One notable exception to the survival of secondary affiliations are stations owned by West Virginia Media Holdings. WTRF-DT2 in Wheeling, West Virginia and WVNS-DT2 in Beckley, West Virginia both have Fox as their primary affiliation and MyNetworkTV as a secondary affiliation. Both are on the second digital subchannel of WTRF-TV and WVNS-TV, respectively, both of which are CBS affiliates on their main signal. In addition, WTRF has an ABC affiliate on WTRF-DT3, giving the station four different network affiliations between three subchannels.

In Canada, affiliated stations may acquire broadcast rights to programs from a network other than their primary affiliation, but as such an agreement pertains only to a few specific programs, chosen individually, they are not normally considered to be affiliated with the second network. CJON-DT in St. John's, Newfoundland, nominally an independent station, uses this model to acquire programming from CTV and the Global Television Network.
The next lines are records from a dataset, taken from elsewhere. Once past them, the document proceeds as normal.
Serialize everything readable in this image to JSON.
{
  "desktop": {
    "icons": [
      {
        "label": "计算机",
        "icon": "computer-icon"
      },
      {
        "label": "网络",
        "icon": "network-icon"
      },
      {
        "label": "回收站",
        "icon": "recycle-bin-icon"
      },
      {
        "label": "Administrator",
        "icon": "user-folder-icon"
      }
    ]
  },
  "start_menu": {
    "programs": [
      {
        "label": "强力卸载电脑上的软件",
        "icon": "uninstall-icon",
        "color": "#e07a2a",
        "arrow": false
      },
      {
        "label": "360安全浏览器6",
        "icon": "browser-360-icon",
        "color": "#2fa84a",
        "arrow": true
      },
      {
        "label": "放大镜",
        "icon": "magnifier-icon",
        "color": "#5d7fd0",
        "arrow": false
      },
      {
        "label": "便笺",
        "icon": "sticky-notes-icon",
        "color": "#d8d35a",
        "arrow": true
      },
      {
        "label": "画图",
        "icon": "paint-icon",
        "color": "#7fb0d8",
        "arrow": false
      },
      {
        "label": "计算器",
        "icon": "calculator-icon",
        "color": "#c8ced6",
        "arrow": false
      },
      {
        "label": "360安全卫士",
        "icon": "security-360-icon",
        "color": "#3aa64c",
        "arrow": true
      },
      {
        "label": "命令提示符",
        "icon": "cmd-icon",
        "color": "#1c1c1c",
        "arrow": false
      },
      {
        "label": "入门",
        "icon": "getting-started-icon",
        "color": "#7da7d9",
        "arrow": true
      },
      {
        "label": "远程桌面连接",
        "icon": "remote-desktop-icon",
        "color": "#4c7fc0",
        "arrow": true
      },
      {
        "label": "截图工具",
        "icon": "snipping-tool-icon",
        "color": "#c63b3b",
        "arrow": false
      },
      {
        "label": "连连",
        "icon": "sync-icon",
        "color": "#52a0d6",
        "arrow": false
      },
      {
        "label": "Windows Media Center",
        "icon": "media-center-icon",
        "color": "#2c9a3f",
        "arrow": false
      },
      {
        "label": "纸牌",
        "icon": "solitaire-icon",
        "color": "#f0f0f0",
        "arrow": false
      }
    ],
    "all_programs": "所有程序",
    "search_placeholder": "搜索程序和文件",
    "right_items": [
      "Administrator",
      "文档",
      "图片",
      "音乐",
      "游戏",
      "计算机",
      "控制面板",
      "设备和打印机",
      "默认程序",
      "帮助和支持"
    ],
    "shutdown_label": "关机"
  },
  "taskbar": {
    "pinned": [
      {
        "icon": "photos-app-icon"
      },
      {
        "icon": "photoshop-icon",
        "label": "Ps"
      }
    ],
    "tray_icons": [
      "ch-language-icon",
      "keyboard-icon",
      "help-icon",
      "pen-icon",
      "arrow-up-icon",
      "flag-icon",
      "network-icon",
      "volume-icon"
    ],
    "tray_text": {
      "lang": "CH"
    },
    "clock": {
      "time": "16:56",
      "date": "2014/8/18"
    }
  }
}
CJNT-DT in Montreal maintains dual affiliations through both City and Omni Television to satisfy its ethnic programming requirements due to its sale to Rogers Media in 2012. This model will be ceased as Rogers' was granted a request by the CRTC in late 2012 to change the station from a multicultural station to a conventional English-language station as they will produce 15.5 hours of local programming a week for CJNT (including a morning news program), and will contribute funding and programming to a new independent multicultural station in Montreal.[6][7]

This was also done by MyNetworkTV in the 2009-10 season in the Des Moines and Memphis markets after those markets lost their individual stations to other networks as it offered the last broadcast season of WWE Friday Night Smackdown to the CW affiliates of both cities without forcing them to carry the remainder of the network's schedule.

See also[edit]

External links[edit]

  1. ^ Carter, Bill (May 24, 1994). "FOX WILL SIGN UP 12 NEW STATIONS; TAKES 8 FROM CBS". The New York Times. Retrieved October 22, 2012. 
  2. ^ Harmetz, Aljean (1987-10-04). "Syndicated 'Star Trek' Puts Dent in Networks". The New York Times. Retrieved May 9, 2011. 
  3. ^ Pearson, Roberta (2011). "Cult Television as Digital Television's Cutting Edge". In Bennett, James; Strange, Niki. Television as Digital Media. Duke University Press. pp. 105–131. ISBN 0-8223-4910-8. 
  4. ^ About PBS -
  5. ^ on CTV's historical (1966–1994) co-operative structure, with control by individually owned member stations
  6. ^ Canadian Radio-television and Telecommunications Commission (2012-09-05). "Broadcasting Notice of Consultation CRTC 2012-475". Retrieved 2012-09-10. 
  7. ^ CRTC increases the diversity of voices in the Montreal market CRTC 2012-12-20